▶ Exercise aim:
Among the entries below, which lines include the string "credit"? Show each one.

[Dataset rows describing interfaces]
<<<<
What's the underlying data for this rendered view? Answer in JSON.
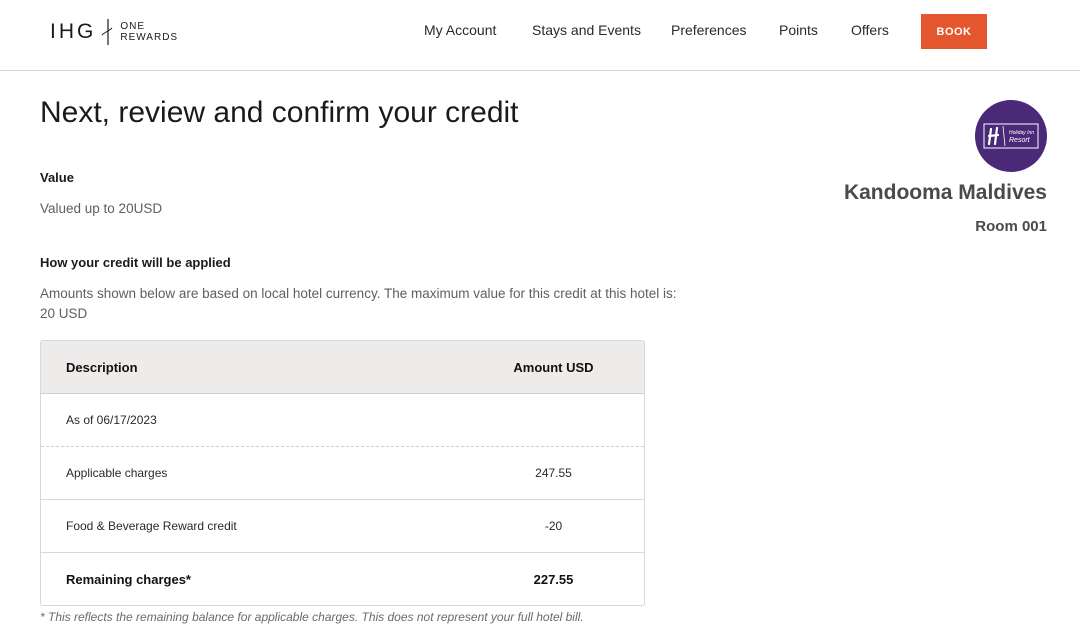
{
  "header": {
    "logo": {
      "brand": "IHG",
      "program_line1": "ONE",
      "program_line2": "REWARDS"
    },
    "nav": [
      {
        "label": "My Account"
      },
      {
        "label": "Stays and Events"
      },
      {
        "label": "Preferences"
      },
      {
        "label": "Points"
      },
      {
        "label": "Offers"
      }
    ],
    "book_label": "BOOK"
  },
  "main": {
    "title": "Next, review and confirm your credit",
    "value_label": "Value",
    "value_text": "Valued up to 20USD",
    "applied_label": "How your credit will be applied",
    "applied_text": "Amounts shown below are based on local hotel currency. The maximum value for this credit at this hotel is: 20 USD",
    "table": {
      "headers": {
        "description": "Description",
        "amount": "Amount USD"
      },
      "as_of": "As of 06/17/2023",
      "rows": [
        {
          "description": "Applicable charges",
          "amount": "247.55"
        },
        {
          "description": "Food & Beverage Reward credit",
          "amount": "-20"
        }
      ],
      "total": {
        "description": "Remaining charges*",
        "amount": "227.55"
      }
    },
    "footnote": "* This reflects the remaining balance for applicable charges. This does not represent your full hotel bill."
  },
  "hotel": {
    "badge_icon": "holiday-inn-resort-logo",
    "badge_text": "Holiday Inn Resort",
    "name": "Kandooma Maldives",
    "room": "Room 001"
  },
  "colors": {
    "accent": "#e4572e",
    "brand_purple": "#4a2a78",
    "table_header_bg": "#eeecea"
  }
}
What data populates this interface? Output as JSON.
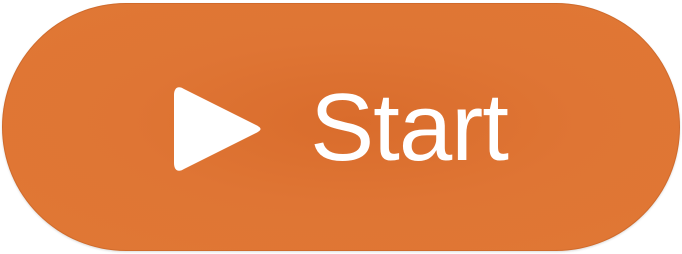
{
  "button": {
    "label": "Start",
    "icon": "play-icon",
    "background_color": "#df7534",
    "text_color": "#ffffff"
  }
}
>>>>
▶ Answer below:
    "title": "Next, review and confirm your credit",
    "applied_label": "How your credit will be applied",
    "applied_text": "Amounts shown below are based on local hotel currency. The maximum value for this credit at this hotel is: 20 USD",
          "description": "Food & Beverage Reward credit",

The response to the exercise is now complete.